Material provided:
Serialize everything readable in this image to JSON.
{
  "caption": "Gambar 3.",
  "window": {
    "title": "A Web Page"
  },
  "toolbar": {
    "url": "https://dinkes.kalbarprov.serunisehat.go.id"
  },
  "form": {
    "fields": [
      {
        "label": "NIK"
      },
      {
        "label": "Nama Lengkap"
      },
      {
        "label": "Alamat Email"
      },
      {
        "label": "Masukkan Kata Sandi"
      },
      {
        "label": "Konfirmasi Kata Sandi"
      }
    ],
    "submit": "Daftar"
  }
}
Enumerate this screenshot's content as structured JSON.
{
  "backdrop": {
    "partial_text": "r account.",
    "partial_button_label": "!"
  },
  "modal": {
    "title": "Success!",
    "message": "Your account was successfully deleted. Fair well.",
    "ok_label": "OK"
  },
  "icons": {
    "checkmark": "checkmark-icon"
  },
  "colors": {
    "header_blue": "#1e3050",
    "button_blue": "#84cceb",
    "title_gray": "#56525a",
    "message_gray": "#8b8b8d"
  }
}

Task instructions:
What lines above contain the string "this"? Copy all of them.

Response to the task:
Serialize everything readable in this image to JSON.
Enumerate this screenshot's content as structured JSON.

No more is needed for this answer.